Data about app and page elements:
--- START ---

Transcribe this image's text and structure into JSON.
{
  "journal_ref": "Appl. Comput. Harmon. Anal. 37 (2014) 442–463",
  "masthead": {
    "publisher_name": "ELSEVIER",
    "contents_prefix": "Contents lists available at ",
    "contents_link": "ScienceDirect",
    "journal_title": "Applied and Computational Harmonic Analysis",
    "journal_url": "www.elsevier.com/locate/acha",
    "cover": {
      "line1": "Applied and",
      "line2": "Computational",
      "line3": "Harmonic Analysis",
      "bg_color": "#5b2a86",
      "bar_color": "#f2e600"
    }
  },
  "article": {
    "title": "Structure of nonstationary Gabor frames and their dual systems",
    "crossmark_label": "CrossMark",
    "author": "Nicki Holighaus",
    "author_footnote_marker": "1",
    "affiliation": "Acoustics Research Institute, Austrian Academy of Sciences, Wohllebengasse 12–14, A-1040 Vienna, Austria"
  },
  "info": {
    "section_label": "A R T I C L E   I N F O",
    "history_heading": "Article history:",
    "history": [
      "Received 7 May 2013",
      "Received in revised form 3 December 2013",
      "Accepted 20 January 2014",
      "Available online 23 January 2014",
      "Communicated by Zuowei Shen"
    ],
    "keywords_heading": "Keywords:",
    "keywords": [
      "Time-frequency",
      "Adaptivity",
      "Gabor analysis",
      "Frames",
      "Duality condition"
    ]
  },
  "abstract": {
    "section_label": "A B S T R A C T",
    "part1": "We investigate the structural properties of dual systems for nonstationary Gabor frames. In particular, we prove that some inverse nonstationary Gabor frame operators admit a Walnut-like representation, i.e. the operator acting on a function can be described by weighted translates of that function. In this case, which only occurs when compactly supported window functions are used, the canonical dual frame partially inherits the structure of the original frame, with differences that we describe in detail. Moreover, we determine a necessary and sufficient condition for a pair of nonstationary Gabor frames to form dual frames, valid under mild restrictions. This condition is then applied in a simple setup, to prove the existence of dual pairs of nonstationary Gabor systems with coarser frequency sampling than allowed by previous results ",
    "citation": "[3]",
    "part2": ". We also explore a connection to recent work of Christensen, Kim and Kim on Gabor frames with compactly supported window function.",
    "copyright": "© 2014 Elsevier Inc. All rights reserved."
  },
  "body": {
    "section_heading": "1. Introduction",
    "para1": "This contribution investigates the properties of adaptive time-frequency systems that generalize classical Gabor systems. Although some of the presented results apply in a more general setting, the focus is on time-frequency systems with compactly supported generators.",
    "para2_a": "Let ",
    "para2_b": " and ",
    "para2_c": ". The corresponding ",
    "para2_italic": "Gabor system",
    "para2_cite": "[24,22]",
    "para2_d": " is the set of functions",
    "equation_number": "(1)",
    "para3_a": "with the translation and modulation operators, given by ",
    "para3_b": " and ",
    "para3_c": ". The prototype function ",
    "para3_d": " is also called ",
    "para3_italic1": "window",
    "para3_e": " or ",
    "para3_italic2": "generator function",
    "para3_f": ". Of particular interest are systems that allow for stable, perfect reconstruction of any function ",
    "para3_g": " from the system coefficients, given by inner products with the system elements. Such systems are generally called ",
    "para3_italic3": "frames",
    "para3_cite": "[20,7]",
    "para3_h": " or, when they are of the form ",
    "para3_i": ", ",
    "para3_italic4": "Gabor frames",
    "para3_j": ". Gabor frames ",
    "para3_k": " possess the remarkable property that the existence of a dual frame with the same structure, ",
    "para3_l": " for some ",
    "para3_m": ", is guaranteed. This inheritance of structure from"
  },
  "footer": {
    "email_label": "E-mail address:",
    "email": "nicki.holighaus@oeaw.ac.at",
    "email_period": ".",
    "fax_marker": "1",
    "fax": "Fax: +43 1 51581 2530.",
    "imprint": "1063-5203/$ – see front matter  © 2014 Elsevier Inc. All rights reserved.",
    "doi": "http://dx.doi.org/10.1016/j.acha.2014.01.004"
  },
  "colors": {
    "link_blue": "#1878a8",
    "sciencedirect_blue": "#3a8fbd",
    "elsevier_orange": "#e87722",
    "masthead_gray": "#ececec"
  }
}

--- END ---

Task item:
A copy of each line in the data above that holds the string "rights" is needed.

Exercise solution:
    "copyright": "© 2014 Elsevier Inc. All rights reserved."
    "imprint": "1063-5203/$ – see front matter  © 2014 Elsevier Inc. All rights reserved.",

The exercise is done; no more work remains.